From my time starting and ending our Camino trip in Portugal, I’m inspired by our time in Porto, and this week I share about river cruising on the Douro River…
River Cruising on Portugal’s Douro River
Beginning in the mountains of central Spain, the Douro River meanders into Portugal before setting off for the Atlantic Ocean, carving through the north of the country. It emerges into the ocean in Porto, Portugal’s second city and one of the nicest places to visit in the whole of Europe. Porto makes for the perfect start or end point for any Douro River cruise, but there are countless other places you’d want to visit along the river.
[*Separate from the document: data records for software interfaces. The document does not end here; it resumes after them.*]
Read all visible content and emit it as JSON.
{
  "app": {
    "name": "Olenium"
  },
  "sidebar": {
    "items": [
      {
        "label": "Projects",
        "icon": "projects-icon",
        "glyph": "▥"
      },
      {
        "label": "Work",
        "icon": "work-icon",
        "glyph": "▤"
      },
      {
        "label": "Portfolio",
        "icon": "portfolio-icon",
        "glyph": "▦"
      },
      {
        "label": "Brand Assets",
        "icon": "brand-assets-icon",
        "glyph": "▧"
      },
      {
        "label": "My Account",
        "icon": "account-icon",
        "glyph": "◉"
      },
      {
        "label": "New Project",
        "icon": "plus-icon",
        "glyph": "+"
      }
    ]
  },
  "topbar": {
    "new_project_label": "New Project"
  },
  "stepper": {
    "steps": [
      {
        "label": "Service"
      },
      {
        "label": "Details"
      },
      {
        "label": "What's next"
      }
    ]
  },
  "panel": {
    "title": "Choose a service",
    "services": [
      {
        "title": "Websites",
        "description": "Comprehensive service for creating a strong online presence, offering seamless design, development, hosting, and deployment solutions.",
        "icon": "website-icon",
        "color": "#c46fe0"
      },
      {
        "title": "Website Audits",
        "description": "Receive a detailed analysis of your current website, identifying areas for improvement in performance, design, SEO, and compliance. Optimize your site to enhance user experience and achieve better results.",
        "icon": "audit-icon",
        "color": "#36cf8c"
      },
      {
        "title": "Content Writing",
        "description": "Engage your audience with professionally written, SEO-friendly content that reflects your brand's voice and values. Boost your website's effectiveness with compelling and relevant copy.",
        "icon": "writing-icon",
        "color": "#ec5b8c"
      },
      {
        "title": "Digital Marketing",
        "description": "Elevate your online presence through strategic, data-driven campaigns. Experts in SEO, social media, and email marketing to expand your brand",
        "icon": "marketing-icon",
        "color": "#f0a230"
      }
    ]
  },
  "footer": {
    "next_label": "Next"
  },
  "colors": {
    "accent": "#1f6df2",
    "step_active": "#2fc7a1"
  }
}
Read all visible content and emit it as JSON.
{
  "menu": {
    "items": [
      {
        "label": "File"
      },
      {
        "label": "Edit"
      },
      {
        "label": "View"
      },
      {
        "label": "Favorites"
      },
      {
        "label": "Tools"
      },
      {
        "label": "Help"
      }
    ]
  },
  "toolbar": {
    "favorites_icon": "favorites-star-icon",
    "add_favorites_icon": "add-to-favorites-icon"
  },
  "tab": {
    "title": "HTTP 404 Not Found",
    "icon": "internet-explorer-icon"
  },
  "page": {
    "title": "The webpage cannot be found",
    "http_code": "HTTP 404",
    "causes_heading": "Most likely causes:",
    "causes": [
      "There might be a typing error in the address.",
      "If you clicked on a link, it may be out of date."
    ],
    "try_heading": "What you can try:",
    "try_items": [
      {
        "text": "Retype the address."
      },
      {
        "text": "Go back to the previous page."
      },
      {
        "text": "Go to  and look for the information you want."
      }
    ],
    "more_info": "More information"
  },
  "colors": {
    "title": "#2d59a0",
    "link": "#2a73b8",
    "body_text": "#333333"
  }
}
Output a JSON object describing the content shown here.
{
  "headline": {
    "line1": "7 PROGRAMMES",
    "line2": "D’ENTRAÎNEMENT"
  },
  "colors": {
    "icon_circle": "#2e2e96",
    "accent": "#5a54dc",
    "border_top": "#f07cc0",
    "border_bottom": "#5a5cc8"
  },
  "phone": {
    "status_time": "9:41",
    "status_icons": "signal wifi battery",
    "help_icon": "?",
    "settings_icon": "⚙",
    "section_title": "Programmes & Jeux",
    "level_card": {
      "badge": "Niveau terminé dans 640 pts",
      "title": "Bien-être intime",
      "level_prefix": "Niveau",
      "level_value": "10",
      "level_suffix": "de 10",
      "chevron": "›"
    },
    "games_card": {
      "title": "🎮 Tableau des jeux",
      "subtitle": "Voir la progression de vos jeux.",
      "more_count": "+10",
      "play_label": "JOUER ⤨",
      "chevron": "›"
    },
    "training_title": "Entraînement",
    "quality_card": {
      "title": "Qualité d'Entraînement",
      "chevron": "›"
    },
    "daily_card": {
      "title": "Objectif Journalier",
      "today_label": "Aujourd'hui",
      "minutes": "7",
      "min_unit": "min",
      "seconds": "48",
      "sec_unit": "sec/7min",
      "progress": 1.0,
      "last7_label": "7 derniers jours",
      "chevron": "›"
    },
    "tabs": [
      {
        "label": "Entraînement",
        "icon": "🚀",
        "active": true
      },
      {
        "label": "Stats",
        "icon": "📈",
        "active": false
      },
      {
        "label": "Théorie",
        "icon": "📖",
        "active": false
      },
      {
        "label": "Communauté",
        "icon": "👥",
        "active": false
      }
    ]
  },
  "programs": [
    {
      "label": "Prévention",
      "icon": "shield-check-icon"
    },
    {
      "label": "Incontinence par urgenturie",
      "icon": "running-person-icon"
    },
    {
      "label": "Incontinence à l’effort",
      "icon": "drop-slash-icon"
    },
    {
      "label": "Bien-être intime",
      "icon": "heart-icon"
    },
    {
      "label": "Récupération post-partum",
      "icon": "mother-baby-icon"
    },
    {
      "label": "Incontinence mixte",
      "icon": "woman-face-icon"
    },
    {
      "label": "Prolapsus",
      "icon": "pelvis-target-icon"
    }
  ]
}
Places such as Regua and Pinhao are often neglected by travelers to Portugal, who tend to head south, to Lisbon or the Algarve. But the north of the country has much to offer, even more so if you see it all from the water. Here are some of the must-visit destinations to be found along the Douro.
Porto rises up on the hillsides of the Douro estuary and is guaranteed to mark either the start, end, or both ends of your Douro River cruise. Known as the “City of Bridges” thanks to its location on either bank of the Douro, it is a truly spectacular city to explore. Porto does a remarkable job at blending the old with the new. The UNESCO-listed historic quarter of the city is a warren of narrow streets and impressive architecture, whilst the riverside areas are bright and modern, with a host of cafes, bars and restaurants to keep visitors entertained and well fed.
You’ll also want to head to Foz do Douro, the exact spot where the river ends its 897km journey to the Atlantic. The long promenade is home to even more restaurants and swaying palm trees, with a pergola that is inspired by the beautiful Promenade des Anglais in Nice – in fact, it is an almost exact copy. The Mayor of Porto’s wife fell in love with the city in the 1930s and insisted that the same glitz and style be brought to Porto! The old lighthouse still stands tall and proud just out to sea, having only been deactivated back in 2009. All in all, you’ll find yourself wanting to extend your stay in Porto, one of Europe’s greatest hidden gems.
Regua is the home of port wine, a fortified wine produced in the Douro Valley. There are numerous wineries across the region. During your Douro River cruise, you are almost certain to stop once or twice in the municipality in order to attend a tasting session at one of these wineries. You’ll try different types of port, sometimes paired with different cheeses such as cheddar, blue cheese and parmesan – guaranteed heaven for any food fanatics out there. The scenery in this part of Portugal is to die for, as the river carves its way through rolling hills. There are numerous viewpoints along the way and if you have time to trek into the countryside for a couple of hours then it is strongly recommended.
The cathedral city of Lamego is also worth a stopover, and features on many cruise itineraries. The cathedral itself is a wonderful piece of architecture, and the city is renowned for a certain type of sparkling wine which you’re sure to try if you visit. Particularly stunning is the Church of Our Lady of the Remedies, which an enormous Baroque staircase of 691 stairs, with a blue and white tile design.
An unassuming village near the border with Spain, Barca d’Alva is best known for the Douro Railway, which established the first rail link between northern Portugal and its neighbor, greatly helping with the development of the region. Barca d’Alva is largely an agricultural area, punctuated with olive groves and vineyards and . the countryside scenery is simply sublime.
One attraction you will likely visit as part of your cruise itinerary is the fortified village of Castelo Rodrigo. A maze of narrow streets and towering walls, this hilltop fortress offers amazing views over the surrounding area and is well worth a visit.
Located at the confluence of the Douro and Pinhao rivers, Pinhao is a small, rural town at the heart of Portugal’s wine country. Like Regua, wine tasting is the name of the day here, but the pretty riverside town is also a great place to relax with some traditional food. It is a sleepy place for most of the year, but if you time your visit with the months of autumn then it will coincide with the annual grape harvest, when the town bursts into life and the population swells, as people from all over Portugal come to help out with the harvest.
Although it lacks some of the iconic attractions of rivers such as the Rhine and the Danube, a Douro River cruise opens up a window into a lovely and often neglected part of Europe. Northern Portugal offers reliable summer weather, breath-taking scenery, and delicious wine. Plus, in Porto, visitors will find a modern city bursting with things to see and do. A Douro River cruise then, offers the best of both worlds.